◆ **How to complete this task**
Every line containing the word "fantastic" must be pulled from the records.

Dataset rows for apps and sites
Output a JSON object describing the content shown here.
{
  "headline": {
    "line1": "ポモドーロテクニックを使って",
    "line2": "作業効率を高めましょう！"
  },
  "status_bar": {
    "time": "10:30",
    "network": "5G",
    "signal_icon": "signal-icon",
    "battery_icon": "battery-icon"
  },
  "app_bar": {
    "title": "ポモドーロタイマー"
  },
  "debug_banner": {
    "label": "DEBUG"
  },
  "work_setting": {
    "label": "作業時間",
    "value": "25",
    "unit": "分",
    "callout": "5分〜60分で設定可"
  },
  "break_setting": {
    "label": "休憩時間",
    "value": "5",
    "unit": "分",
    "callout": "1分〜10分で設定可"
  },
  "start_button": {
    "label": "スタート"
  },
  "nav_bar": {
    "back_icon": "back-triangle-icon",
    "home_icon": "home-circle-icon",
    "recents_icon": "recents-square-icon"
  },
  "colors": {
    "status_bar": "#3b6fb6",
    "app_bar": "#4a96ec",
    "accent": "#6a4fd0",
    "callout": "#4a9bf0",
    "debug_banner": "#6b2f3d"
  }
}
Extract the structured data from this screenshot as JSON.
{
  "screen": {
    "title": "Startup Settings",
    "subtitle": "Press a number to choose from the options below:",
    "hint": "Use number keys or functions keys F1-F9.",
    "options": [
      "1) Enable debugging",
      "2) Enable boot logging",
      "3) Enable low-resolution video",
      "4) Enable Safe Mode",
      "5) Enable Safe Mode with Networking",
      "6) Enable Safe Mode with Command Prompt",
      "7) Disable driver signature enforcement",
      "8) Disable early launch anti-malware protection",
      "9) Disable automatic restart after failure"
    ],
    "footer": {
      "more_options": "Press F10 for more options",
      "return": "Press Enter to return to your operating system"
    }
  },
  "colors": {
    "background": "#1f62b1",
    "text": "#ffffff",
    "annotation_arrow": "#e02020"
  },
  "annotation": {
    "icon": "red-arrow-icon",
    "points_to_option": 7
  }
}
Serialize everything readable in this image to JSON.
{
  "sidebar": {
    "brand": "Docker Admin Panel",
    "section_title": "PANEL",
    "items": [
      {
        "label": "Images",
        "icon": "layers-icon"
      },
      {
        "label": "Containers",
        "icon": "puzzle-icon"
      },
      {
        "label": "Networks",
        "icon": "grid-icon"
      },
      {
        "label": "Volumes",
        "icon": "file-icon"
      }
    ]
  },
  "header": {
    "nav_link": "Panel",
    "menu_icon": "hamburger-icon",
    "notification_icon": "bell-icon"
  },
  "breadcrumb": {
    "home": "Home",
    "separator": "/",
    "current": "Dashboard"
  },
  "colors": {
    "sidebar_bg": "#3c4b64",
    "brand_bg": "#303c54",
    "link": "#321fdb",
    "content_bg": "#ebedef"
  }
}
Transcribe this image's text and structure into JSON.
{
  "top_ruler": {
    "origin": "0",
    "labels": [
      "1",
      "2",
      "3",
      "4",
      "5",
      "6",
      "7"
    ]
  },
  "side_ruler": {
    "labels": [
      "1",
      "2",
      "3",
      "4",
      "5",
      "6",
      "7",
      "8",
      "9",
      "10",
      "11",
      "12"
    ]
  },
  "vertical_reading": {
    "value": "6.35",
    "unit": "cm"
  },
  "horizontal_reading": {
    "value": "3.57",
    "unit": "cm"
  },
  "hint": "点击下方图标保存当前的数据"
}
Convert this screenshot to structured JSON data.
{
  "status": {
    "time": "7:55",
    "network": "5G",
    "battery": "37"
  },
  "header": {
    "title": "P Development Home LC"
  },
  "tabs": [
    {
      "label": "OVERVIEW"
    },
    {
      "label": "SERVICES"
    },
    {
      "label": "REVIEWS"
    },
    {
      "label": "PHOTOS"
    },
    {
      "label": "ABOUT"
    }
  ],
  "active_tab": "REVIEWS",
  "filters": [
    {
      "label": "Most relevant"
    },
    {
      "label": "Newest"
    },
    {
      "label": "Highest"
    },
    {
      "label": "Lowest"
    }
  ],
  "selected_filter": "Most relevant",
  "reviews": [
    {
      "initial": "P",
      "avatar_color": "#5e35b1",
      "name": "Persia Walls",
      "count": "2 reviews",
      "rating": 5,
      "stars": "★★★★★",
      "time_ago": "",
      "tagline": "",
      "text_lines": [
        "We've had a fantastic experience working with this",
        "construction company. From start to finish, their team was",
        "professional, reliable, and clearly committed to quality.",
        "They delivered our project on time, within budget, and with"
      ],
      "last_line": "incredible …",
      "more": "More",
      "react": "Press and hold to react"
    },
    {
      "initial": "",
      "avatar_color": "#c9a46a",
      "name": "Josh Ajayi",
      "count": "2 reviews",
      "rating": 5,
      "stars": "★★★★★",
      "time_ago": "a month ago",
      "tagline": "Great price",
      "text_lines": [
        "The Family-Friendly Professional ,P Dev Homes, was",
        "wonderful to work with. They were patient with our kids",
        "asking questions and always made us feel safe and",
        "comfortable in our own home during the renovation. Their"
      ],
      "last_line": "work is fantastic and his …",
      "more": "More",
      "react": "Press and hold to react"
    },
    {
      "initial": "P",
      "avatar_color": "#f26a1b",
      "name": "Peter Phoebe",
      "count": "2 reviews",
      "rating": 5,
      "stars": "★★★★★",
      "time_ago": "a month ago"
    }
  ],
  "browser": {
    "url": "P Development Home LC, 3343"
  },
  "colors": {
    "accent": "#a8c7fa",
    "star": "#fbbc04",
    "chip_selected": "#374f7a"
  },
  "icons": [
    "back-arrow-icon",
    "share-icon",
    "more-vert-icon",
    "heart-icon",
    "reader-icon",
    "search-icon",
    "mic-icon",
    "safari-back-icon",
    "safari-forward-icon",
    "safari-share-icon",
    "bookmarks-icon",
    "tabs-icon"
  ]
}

◆ **The answer**
        "We've had a fantastic experience working with this",
      "last_line": "work is fantastic and his …",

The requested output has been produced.